▶ _SOURCE MATERIAL_

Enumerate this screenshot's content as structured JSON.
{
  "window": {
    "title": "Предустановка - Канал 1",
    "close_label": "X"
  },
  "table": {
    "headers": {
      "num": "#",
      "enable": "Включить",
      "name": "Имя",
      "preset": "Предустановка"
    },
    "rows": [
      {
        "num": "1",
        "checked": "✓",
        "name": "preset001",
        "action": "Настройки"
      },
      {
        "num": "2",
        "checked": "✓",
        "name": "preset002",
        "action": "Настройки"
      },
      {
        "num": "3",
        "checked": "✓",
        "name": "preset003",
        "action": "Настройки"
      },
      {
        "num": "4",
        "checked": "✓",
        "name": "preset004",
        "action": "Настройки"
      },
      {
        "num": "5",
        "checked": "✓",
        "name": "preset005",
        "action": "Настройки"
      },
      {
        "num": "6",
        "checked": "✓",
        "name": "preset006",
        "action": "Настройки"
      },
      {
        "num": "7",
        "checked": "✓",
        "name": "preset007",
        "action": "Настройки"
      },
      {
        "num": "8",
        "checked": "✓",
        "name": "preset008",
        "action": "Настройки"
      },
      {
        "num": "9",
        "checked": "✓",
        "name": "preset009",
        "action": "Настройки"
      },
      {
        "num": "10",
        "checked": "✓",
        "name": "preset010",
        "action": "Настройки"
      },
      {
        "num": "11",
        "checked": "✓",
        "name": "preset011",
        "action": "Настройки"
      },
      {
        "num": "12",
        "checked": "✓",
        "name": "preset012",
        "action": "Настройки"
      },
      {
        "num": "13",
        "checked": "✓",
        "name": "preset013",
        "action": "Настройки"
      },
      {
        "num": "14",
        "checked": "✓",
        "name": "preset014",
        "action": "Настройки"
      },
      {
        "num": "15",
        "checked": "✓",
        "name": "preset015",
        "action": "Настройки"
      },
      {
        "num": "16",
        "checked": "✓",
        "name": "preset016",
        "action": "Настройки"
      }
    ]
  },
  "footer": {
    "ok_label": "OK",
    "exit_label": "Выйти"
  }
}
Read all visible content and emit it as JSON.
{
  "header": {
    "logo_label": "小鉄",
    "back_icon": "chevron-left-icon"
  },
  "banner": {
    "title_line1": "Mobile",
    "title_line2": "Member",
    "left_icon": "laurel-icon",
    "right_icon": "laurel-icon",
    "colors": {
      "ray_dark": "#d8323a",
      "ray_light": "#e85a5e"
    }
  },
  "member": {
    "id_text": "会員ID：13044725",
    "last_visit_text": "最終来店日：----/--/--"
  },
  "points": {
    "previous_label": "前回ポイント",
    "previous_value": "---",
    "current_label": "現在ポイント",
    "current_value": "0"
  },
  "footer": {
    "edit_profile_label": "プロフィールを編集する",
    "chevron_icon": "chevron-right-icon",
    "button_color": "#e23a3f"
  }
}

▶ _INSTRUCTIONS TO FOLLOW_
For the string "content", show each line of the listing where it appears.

▶ _ANSWER TO THE EXERCISE_
Enumerate this screenshot's content as structured JSON.
Read all visible content and emit it as JSON.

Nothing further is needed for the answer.